You have a business that sells its goods by listing them on an Internet Service Provider (“ISP”) website such as Amazon® or Ebay®. One day, you receive a “Take-Down Notice” informing you that the ISP has removed your listings because someone has demanded that the ISP delist or “take down” your goods from the website pursuant to the Digital Millennium Copyright Act (“DMCA”). The Take-Down Notice informs you that the demander claims that your goods infringe her copyrights. However, after looking into the matter, you believe that that no valid claim of infringement exists, or that the person demanding the Take Down has no copyrights. Further, you suspect that the claims against you were made to gain an unfair competitive advantage, or to extort you into paying money in exchange for the withdrawal of the demand. You are not alone.
Fraudulent takedown demands have become a widespread problem for merchants who offer their wares on the Internet. Studies have shown that many Take-Down demands were made even where the requester does not own any copyrights. Google’s Transparency Reports state that approximately 40 percent of Take-Down demands are based on invalid copyright claims. Indeed, abuses of the DMCA process include claims to copyrights in public domain works. To make matters worse, some Take Down demands are spread throughout the Internet by bots.

The DMCA Take Down Process.

The Take-Down. In general, the DMCA gives ISPs immunity from infringement suits provided they comply with certain procedures. An ISP does not have to decide the merits of a Take Down demand’s infringement claim. The ISP need only comply with DMCA information systems’ requirements, ensure that demands contain certain specified information, and make prompt notification of the demands to the pertinent sellers. 17 U.S.C. § 512. Once a demand is made with the required information, the ISP will delist your goods and notify you of that fact, together with information identifying the demander. 17 U.S.C. § 512 (c)(3).

What You Can Do To Reverse The Take-Down.

The Counter-Notice.

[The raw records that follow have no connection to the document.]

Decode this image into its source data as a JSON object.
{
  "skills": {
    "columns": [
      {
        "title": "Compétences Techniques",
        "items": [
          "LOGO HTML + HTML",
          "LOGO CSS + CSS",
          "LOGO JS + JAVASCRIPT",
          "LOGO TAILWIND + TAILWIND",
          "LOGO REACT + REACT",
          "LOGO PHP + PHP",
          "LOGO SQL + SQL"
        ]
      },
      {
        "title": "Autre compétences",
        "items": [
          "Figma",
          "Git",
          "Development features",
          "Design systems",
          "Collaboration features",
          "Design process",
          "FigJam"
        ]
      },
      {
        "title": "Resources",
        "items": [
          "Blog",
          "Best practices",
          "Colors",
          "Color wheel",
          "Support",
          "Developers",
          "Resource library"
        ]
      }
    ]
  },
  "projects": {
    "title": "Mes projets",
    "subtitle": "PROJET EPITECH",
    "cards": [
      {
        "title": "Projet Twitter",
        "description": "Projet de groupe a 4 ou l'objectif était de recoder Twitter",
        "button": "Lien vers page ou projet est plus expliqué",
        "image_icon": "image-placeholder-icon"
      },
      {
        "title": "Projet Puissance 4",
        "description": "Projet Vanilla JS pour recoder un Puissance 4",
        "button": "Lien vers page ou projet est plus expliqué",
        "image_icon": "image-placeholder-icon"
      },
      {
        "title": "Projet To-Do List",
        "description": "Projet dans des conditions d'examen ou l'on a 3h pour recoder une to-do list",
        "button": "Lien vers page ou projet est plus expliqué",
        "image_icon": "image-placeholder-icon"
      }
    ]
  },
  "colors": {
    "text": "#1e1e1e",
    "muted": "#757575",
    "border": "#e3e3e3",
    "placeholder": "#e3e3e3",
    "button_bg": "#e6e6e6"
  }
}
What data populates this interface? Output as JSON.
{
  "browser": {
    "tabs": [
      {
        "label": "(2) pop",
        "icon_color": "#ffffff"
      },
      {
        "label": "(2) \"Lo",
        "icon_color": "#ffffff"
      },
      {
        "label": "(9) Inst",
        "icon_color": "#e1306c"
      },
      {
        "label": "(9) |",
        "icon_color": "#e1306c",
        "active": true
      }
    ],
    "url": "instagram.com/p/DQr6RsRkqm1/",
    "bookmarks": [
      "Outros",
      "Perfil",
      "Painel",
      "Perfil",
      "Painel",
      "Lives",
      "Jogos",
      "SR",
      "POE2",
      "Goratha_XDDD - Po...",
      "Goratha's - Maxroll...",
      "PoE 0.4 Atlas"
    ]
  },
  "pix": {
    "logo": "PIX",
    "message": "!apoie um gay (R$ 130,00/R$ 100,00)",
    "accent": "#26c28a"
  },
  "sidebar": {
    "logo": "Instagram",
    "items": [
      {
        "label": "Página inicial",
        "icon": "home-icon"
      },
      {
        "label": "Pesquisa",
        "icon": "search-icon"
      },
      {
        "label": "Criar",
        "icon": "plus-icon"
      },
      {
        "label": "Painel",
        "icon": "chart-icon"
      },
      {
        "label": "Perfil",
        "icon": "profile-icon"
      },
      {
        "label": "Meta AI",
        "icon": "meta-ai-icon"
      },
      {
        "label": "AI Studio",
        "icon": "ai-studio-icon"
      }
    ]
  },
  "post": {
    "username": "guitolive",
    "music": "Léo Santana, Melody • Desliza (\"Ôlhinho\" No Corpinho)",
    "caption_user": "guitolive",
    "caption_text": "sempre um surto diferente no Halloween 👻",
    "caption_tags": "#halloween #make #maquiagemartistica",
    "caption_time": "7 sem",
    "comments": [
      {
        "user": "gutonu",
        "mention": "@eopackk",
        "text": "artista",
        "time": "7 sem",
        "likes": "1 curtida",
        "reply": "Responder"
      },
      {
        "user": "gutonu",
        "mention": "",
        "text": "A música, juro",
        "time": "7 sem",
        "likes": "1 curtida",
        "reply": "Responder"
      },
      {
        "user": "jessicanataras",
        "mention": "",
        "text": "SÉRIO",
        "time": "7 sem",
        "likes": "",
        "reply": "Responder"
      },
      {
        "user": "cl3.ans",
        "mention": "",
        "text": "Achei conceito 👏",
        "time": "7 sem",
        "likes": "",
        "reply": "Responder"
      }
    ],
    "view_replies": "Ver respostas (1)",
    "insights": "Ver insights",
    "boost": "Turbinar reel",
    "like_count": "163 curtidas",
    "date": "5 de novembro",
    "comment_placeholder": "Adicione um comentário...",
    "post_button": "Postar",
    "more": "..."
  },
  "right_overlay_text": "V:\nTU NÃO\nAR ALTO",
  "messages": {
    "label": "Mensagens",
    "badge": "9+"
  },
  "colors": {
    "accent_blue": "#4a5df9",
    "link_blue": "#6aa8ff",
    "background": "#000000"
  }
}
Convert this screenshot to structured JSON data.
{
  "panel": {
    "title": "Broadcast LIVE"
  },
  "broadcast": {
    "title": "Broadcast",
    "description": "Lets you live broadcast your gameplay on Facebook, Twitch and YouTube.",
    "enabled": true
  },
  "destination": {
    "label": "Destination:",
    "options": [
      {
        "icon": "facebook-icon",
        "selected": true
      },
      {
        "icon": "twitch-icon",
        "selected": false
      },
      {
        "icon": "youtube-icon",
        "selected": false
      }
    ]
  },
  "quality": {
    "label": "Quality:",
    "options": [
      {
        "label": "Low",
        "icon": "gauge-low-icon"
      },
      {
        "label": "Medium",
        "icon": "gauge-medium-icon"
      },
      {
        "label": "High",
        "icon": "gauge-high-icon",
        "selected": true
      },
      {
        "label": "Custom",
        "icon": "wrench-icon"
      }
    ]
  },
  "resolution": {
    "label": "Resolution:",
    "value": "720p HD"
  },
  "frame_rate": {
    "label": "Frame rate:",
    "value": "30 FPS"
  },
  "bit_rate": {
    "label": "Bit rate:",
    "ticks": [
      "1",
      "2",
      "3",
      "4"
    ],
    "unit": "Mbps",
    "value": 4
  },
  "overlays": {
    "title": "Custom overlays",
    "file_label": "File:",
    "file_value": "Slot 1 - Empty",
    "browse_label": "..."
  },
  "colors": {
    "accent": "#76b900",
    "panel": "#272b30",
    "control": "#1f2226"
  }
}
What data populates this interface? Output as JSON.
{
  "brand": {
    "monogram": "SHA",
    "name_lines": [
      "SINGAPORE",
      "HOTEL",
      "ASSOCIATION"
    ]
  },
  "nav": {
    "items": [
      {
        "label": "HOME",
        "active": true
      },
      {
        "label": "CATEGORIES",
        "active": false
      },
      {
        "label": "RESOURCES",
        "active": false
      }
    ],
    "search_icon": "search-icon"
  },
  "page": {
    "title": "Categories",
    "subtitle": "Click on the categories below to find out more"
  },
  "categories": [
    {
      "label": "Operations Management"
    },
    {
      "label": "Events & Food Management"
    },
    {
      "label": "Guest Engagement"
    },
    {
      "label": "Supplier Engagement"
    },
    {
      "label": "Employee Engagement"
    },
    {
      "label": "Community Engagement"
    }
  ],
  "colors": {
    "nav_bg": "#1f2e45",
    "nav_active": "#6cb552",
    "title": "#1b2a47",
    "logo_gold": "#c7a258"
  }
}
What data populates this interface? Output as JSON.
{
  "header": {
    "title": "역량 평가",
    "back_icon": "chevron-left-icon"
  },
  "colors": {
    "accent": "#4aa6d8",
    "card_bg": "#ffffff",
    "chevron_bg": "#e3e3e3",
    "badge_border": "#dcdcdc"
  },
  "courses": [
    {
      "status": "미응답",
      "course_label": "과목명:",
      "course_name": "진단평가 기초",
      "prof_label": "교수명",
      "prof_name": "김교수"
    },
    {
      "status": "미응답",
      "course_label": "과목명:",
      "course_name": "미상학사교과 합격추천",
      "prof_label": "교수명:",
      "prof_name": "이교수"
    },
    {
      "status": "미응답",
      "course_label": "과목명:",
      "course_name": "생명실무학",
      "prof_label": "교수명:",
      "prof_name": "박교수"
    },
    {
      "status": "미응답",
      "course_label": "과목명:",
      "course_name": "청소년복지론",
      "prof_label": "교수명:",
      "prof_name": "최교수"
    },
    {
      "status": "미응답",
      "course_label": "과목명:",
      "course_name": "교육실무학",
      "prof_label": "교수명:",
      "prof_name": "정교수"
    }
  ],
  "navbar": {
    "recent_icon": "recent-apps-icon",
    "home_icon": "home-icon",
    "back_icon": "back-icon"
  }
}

However, the DMCA also provides a very useful tool for getting your goods back on line – the Counter-Notice. 17 U.S.C. § 512 (g). After the ISP informs you that your goods have been taken down, you can send the ISP your Counter-Notice showing that you have a good faith belief that your goods were removed from the site “as a result of mistake or misidentification.” 17 U.S.C. § 512 (g)(3). Your Counter-Notice will be forwarded to the demander with a notice that your goods will be re-listed within 10 days, unless the demander provides notice that she has filed an infringement lawsuit seeking a restraining order from a court which enjoins you from selling infringing goods on the ISP’s site. If no lawsuit is filed, the ISP must put your goods’ listing back on the site “not less than 10, nor more than 14 business days, following” the receipt of the Counter-Notice. 17 U.S.C. § 512 (g)(2)(c).

Additional Remedies Available To You. The following actions can also aid you in protecting your rights against the Take-Down abuse directed against you:

    1. Consult an IP attorney who can assist you as to:
      1. DMCA procedures;
      2. The validity of the infringement claim;
      3. Whether the Take Down is false or fraudulent;
      4. What exposure your business may face, for example, if litigation is filed;
      5. How to pursue monetary damages against the demander for violation of the DMCA fraud provisions, the ISP’s policies regarding false Take-Down demands, as well as unfair competition claims you may have against the demander. See, e.g., 17 U.S.C. §§ 506(c) and (e) and 512(f).
    2. Request that the demander prove to you that it has valid copyrights.
    3. Research whether the demander has made false claims against others.
    4. Find out the identity, location, and place of incorporation and business of the demander, and where it can be sued.
    5. Reach out to others in your line of business to see if claims against them have also been made.

In addition, once the time period for the demander’s filing of a lawsuit has passed and no suit is filed, it is good to reach out to copyright professional(s) working for the ISP and assist them with respect to the prompt re-listing of your goods. The ISP copyright professionals will probably not provide you with legal advice, but they can help you with procedural matters that will speed up the re-listing of your goods.

If you would like additional information, please contact:

Joseph M. Manak, Partner
New York
(917) 597-2667
joseph.manak@fisherbroyles.com

1See, generally, 17 U.S.C. § 512.
2See False Copyright Claims Are More Common Than You Think, http://www.publicdomainsherpa.com/false-copyright-claims.html (“Modern reprints of public domain works include copyright notices, probably in the hope that people will be intimidated enough to seek licenses and pay fees to reproduce these works.”).
3See https://www.google.com/transparencyreport/removals/copyright/.
4See, for example, http://arstechnica.com/science/2013/02/site-plagiarizes-blog-posts-then-files-dmca-takedown-on-originals.
5See EFF Report re bot take downs at https://www.eff.org/deeplinks/2015/02/absurd-automated-notices-illustrate-abuse-dmca-takedown-process.